## TASK INSTRUCTIONS
Only lines containing the word "Filter" are needed; pull them out of the material.

## DATA FOR THIS EXERCISE
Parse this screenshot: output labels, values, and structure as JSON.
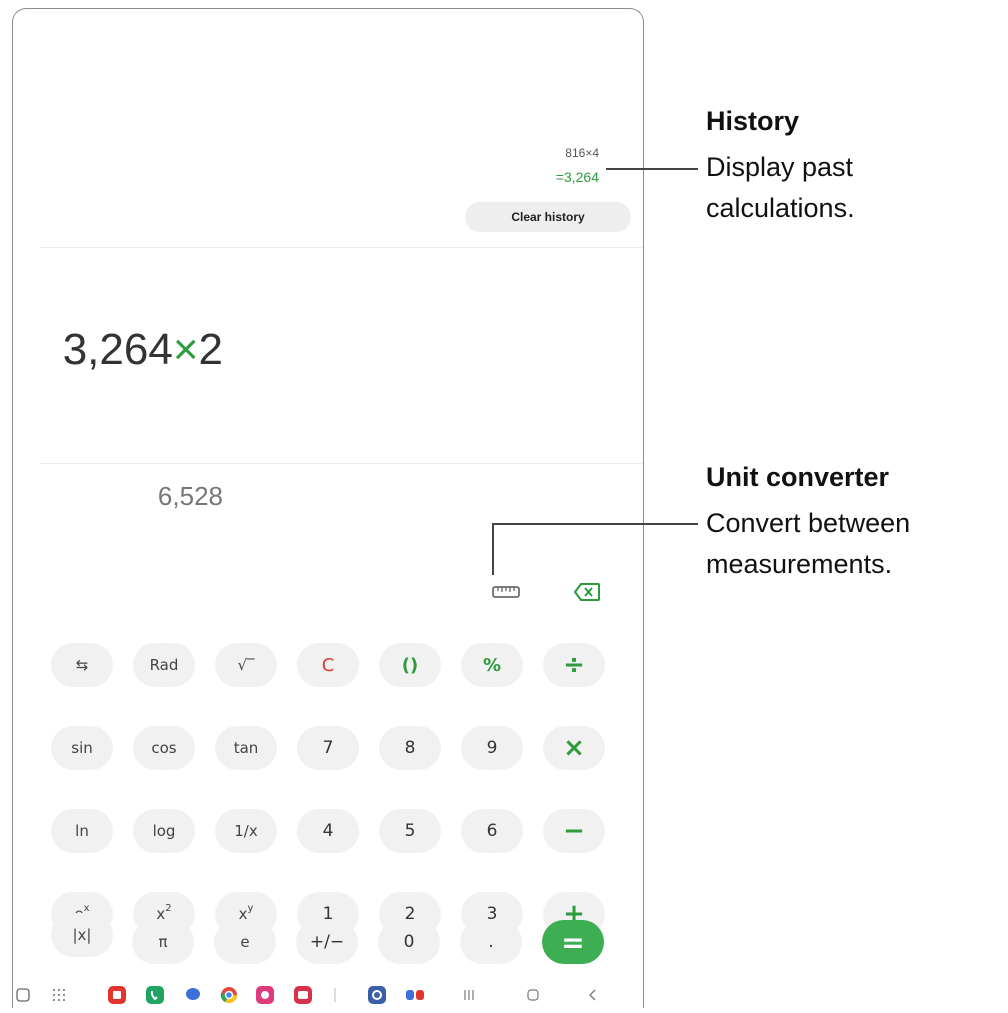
{
  "history": {
    "expression": "816×4",
    "result": "=3,264",
    "clear_label": "Clear history"
  },
  "display": {
    "expression_num1": "3,264",
    "expression_op": "×",
    "expression_num2": "2",
    "result": "6,528"
  },
  "keys": [
    [
      "⇆",
      "Rad",
      "√‾",
      "C",
      "()",
      "%",
      "÷"
    ],
    [
      "sin",
      "cos",
      "tan",
      "7",
      "8",
      "9",
      "×"
    ],
    [
      "ln",
      "log",
      "1/x",
      "4",
      "5",
      "6",
      "−"
    ],
    [
      "e",
      "x",
      "x",
      "1",
      "2",
      "3",
      "+"
    ],
    [
      "|x|",
      "π",
      "e",
      "+/−",
      "0",
      ".",
      "="
    ]
  ],
  "superscripts": {
    "ex": "x",
    "x2": "2",
    "xy": "y"
  },
  "annotations": {
    "history_title": "History",
    "history_desc_1": "Display past",
    "history_desc_2": "calculations.",
    "unit_title": "Unit converter",
    "unit_desc_1": "Convert between",
    "unit_desc_2": "measurements."
  },
  "colors": {
    "accent": "#2e9b3c",
    "clear": "#e03a2f",
    "equals_bg": "#3daf52",
    "key_bg": "#f1f1f1"
  },
  "icons": [
    "ruler-icon",
    "backspace-icon",
    "swap-icon"
  ]
}
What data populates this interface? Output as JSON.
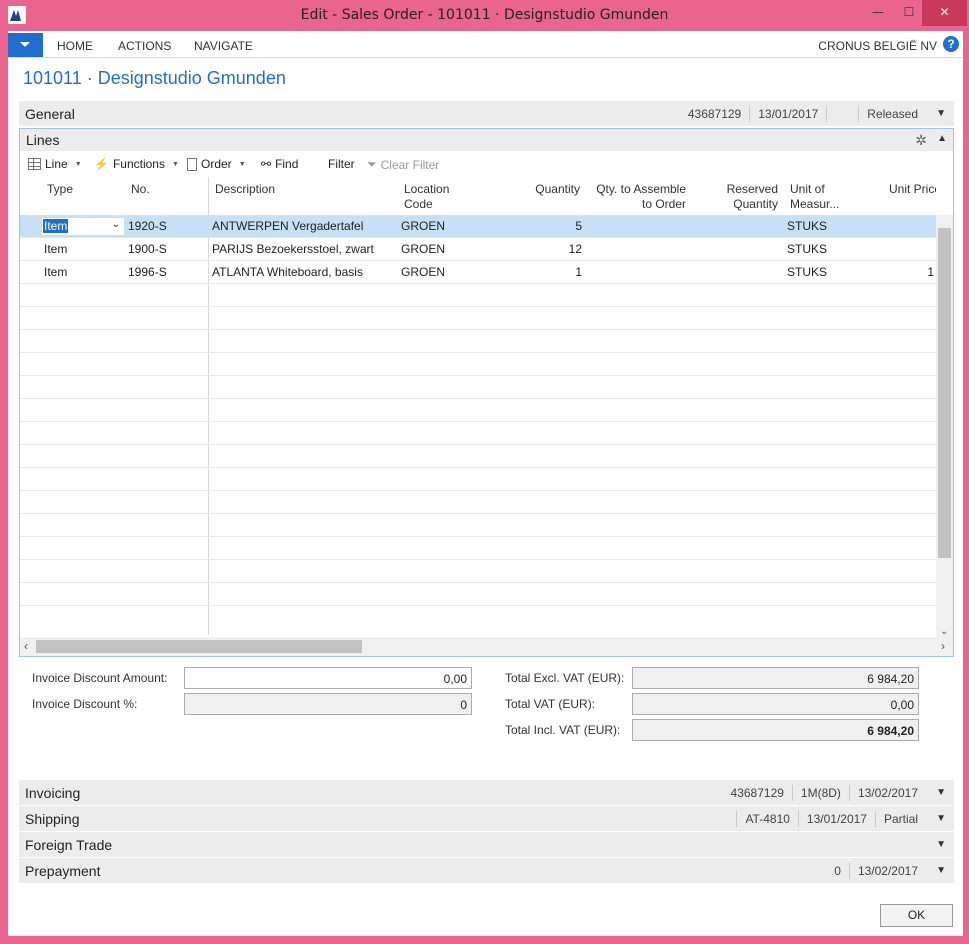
{
  "window": {
    "title": "Edit - Sales Order - 101011 · Designstudio Gmunden",
    "minimize": "—",
    "maximize": "☐",
    "close": "✕"
  },
  "ribbon": {
    "tabs": [
      "HOME",
      "ACTIONS",
      "NAVIGATE"
    ],
    "company": "CRONUS BELGIË NV",
    "help": "?"
  },
  "page_title": "101011 · Designstudio Gmunden",
  "general": {
    "title": "General",
    "values": [
      "43687129",
      "13/01/2017",
      "",
      "Released"
    ]
  },
  "lines": {
    "title": "Lines",
    "toolbar": {
      "line": "Line",
      "functions": "Functions",
      "order": "Order",
      "find": "Find",
      "filter": "Filter",
      "clear_filter": "Clear Filter"
    },
    "columns": {
      "type": "Type",
      "no": "No.",
      "description": "Description",
      "location": "Location\nCode",
      "quantity": "Quantity",
      "qty_assemble": "Qty. to Assemble\nto Order",
      "reserved": "Reserved\nQuantity",
      "uom": "Unit of\nMeasur...",
      "unit_price": "Unit Price"
    },
    "rows": [
      {
        "type": "Item",
        "no": "1920-S",
        "description": "ANTWERPEN Vergadertafel",
        "location": "GROEN",
        "quantity": "5",
        "uom": "STUKS",
        "unit_price": ""
      },
      {
        "type": "Item",
        "no": "1900-S",
        "description": "PARIJS Bezoekersstoel, zwart",
        "location": "GROEN",
        "quantity": "12",
        "uom": "STUKS",
        "unit_price": ""
      },
      {
        "type": "Item",
        "no": "1996-S",
        "description": "ATLANTA Whiteboard, basis",
        "location": "GROEN",
        "quantity": "1",
        "uom": "STUKS",
        "unit_price": "1"
      }
    ]
  },
  "totals": {
    "invoice_discount_amount_label": "Invoice Discount Amount:",
    "invoice_discount_amount": "0,00",
    "invoice_discount_pct_label": "Invoice Discount %:",
    "invoice_discount_pct": "0",
    "total_excl_label": "Total Excl. VAT (EUR):",
    "total_excl": "6 984,20",
    "total_vat_label": "Total VAT (EUR):",
    "total_vat": "0,00",
    "total_incl_label": "Total Incl. VAT (EUR):",
    "total_incl": "6 984,20"
  },
  "invoicing": {
    "title": "Invoicing",
    "values": [
      "43687129",
      "1M(8D)",
      "13/02/2017"
    ]
  },
  "shipping": {
    "title": "Shipping",
    "values": [
      "AT-4810",
      "13/01/2017",
      "Partial"
    ]
  },
  "foreign_trade": {
    "title": "Foreign Trade",
    "values": []
  },
  "prepayment": {
    "title": "Prepayment",
    "values": [
      "0",
      "13/02/2017"
    ]
  },
  "ok_button": "OK",
  "colors": {
    "accent": "#1f6fcf",
    "window_frame": "#e9648f",
    "selected_row": "#c6e0f6"
  }
}
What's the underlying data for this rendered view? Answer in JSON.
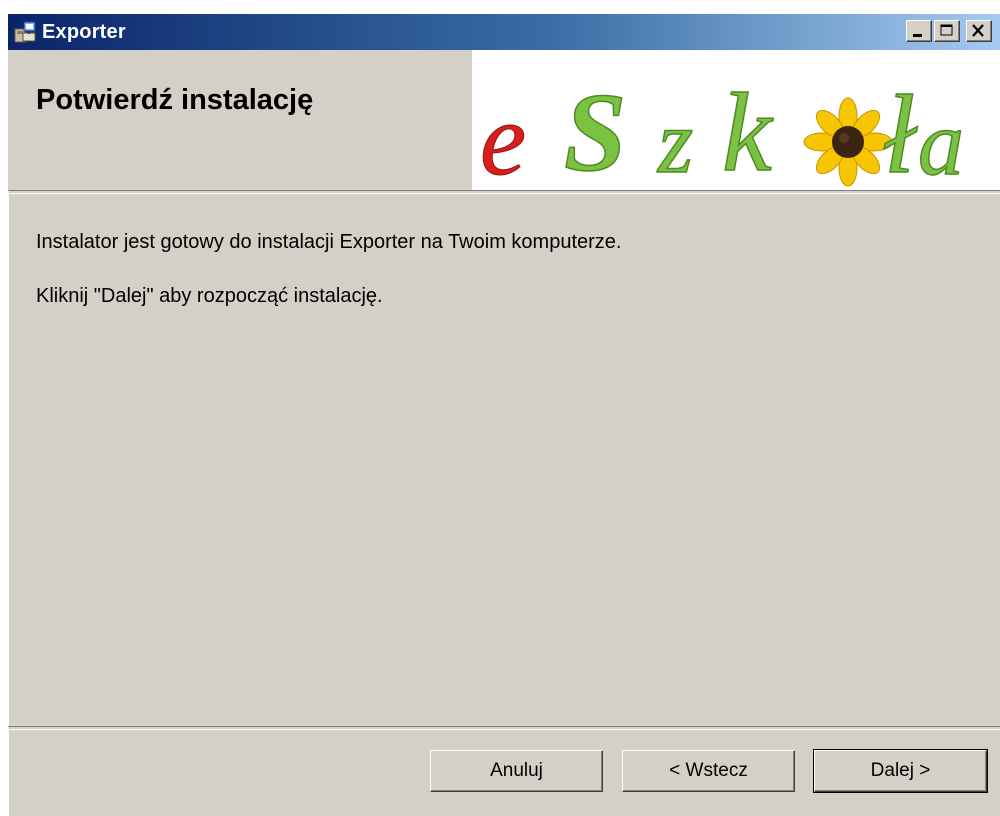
{
  "window": {
    "title": "Exporter",
    "app_icon": "installer-icon",
    "controls": {
      "minimize": "minimize-icon",
      "maximize": "maximize-icon",
      "close": "close-icon"
    }
  },
  "header": {
    "title": "Potwierdź instalację",
    "logo_text": "eSzkoła",
    "logo_colors": {
      "e": "#d91e1e",
      "rest": "#7cc242",
      "flower_petals": "#f7c600",
      "flower_center": "#3b2412"
    }
  },
  "body": {
    "line1": "Instalator jest gotowy do instalacji Exporter na Twoim komputerze.",
    "line2": "Kliknij \"Dalej\" aby rozpocząć instalację."
  },
  "buttons": {
    "cancel": "Anuluj",
    "back": "< Wstecz",
    "next": "Dalej >"
  }
}
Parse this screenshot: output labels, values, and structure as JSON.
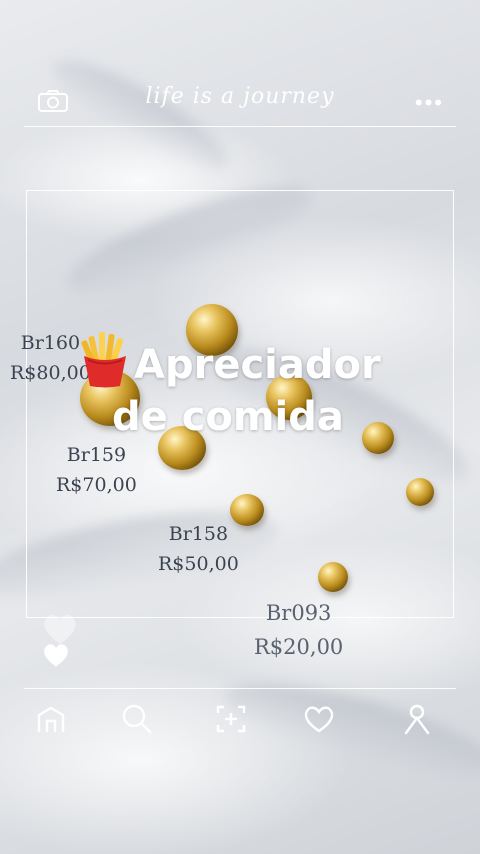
{
  "header": {
    "brand_text": "life is a journey",
    "camera_icon": "camera-icon",
    "more_icon": "more-options-icon",
    "more_glyph": "•••"
  },
  "post": {
    "title_line1": "Apreciador",
    "title_line2": "de comida",
    "title_emoji_icon": "french-fries-icon",
    "products": [
      {
        "code": "Br160",
        "price": "R$80,00"
      },
      {
        "code": "Br159",
        "price": "R$70,00"
      },
      {
        "code": "Br158",
        "price": "R$50,00"
      },
      {
        "code": "Br093",
        "price": "R$20,00"
      }
    ]
  },
  "actions": {
    "like_icon": "heart-icon"
  },
  "nav": {
    "items": [
      {
        "icon": "home-icon"
      },
      {
        "icon": "search-icon"
      },
      {
        "icon": "add-post-icon"
      },
      {
        "icon": "heart-icon"
      },
      {
        "icon": "profile-icon"
      }
    ]
  },
  "colors": {
    "line": "#ffffff",
    "caption_text": "#3b4250",
    "title_text": "#ffffff"
  }
}
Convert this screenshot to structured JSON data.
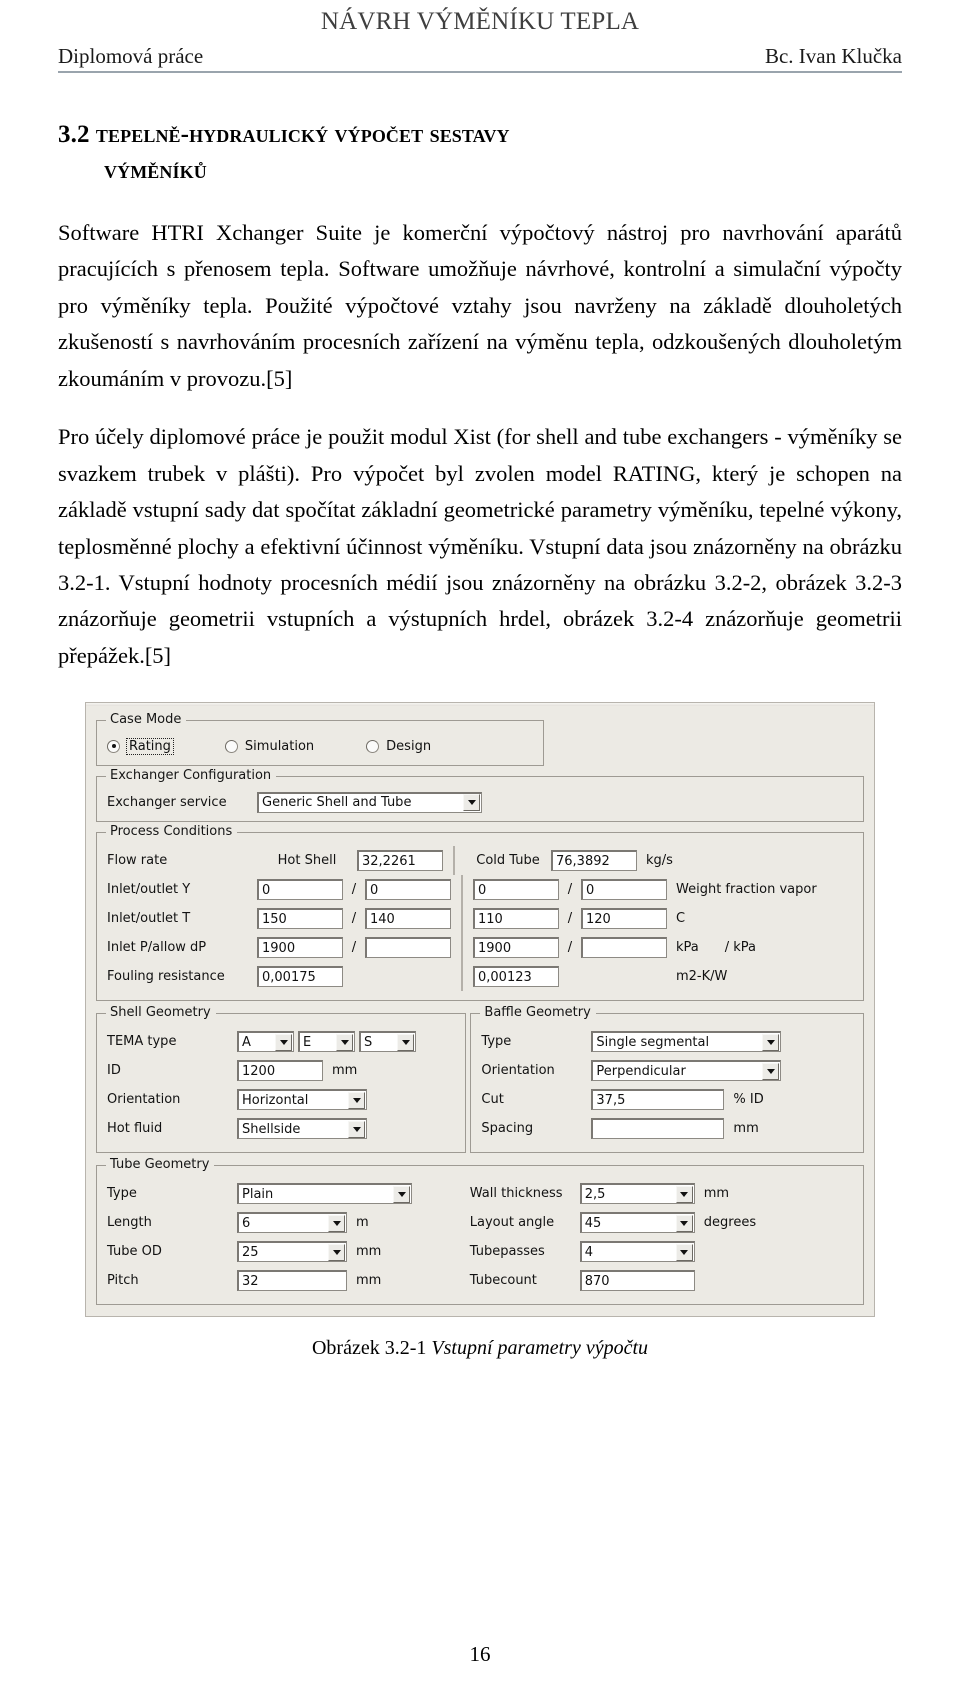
{
  "header": {
    "running_head": "NÁVRH VÝMĚNÍKU TEPLA",
    "left": "Diplomová práce",
    "right": "Bc. Ivan Klučka"
  },
  "heading": {
    "number": "3.2",
    "line1": "Tepelně-hydraulický výpočet sestavy",
    "line2": "výměníků"
  },
  "paragraphs": {
    "p1": "Software HTRI Xchanger Suite je komerční výpočtový nástroj pro navrhování aparátů pracujících s přenosem tepla. Software umožňuje návrhové, kontrolní a simulační výpočty pro výměníky tepla. Použité výpočtové vztahy jsou navrženy na základě dlouholetých zkušeností s navrhováním procesních zařízení na výměnu tepla, odzkoušených dlouholetým zkoumáním v provozu.[5]",
    "p2": "Pro účely diplomové práce je použit modul Xist (for shell and tube exchangers - výměníky se svazkem trubek v plášti). Pro výpočet byl zvolen model RATING, který je schopen na základě vstupní sady dat spočítat základní geometrické parametry výměníku, tepelné výkony, teplosměnné plochy a efektivní účinnost výměníku. Vstupní data jsou znázorněny na obrázku 3.2-1. Vstupní hodnoty procesních médií jsou znázorněny na obrázku 3.2-2, obrázek 3.2-3 znázorňuje geometrii vstupních a výstupních hrdel, obrázek 3.2-4 znázorňuje geometrii přepážek.[5]"
  },
  "screenshot": {
    "case_mode": {
      "title": "Case Mode",
      "options": [
        {
          "label": "Rating",
          "selected": true,
          "focused": true
        },
        {
          "label": "Simulation",
          "selected": false,
          "focused": false
        },
        {
          "label": "Design",
          "selected": false,
          "focused": false
        }
      ]
    },
    "exchanger_configuration": {
      "title": "Exchanger Configuration",
      "service_label": "Exchanger service",
      "service_value": "Generic Shell and Tube"
    },
    "process_conditions": {
      "title": "Process Conditions",
      "hot_label": "Hot Shell",
      "cold_label": "Cold Tube",
      "rows": [
        {
          "label": "Flow rate",
          "hot_in": "32,2261",
          "hot_out": null,
          "cold_in": "76,3892",
          "cold_out": null,
          "unit": "kg/s",
          "unit2": ""
        },
        {
          "label": "Inlet/outlet Y",
          "hot_in": "0",
          "hot_out": "0",
          "cold_in": "0",
          "cold_out": "0",
          "unit": "Weight fraction vapor",
          "unit2": ""
        },
        {
          "label": "Inlet/outlet T",
          "hot_in": "150",
          "hot_out": "140",
          "cold_in": "110",
          "cold_out": "120",
          "unit": "C",
          "unit2": ""
        },
        {
          "label": "Inlet P/allow dP",
          "hot_in": "1900",
          "hot_out": "",
          "cold_in": "1900",
          "cold_out": "",
          "unit": "kPa",
          "unit2": "/   kPa"
        },
        {
          "label": "Fouling resistance",
          "hot_in": "0,00175",
          "hot_out": null,
          "cold_in": "0,00123",
          "cold_out": null,
          "unit": "m2-K/W",
          "unit2": ""
        }
      ]
    },
    "shell_geometry": {
      "title": "Shell Geometry",
      "tema_label": "TEMA type",
      "tema_values": [
        "A",
        "E",
        "S"
      ],
      "id_label": "ID",
      "id_value": "1200",
      "id_unit": "mm",
      "orientation_label": "Orientation",
      "orientation_value": "Horizontal",
      "hot_fluid_label": "Hot fluid",
      "hot_fluid_value": "Shellside"
    },
    "baffle_geometry": {
      "title": "Baffle Geometry",
      "type_label": "Type",
      "type_value": "Single segmental",
      "orientation_label": "Orientation",
      "orientation_value": "Perpendicular",
      "cut_label": "Cut",
      "cut_value": "37,5",
      "cut_unit": "% ID",
      "spacing_label": "Spacing",
      "spacing_value": "",
      "spacing_unit": "mm"
    },
    "tube_geometry": {
      "title": "Tube Geometry",
      "type_label": "Type",
      "type_value": "Plain",
      "length_label": "Length",
      "length_value": "6",
      "length_unit": "m",
      "tube_od_label": "Tube OD",
      "tube_od_value": "25",
      "tube_od_unit": "mm",
      "pitch_label": "Pitch",
      "pitch_value": "32",
      "pitch_unit": "mm",
      "wall_thickness_label": "Wall thickness",
      "wall_thickness_value": "2,5",
      "wall_thickness_unit": "mm",
      "layout_angle_label": "Layout angle",
      "layout_angle_value": "45",
      "layout_angle_unit": "degrees",
      "tubepasses_label": "Tubepasses",
      "tubepasses_value": "4",
      "tubecount_label": "Tubecount",
      "tubecount_value": "870"
    }
  },
  "caption": {
    "prefix": "Obrázek",
    "number": "3.2-1",
    "text": "Vstupní parametry výpočtu"
  },
  "page_number": "16"
}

## EXPECTED OUTPUT
      "filter": "Filter",
      "clear_filter": "Clear Filter"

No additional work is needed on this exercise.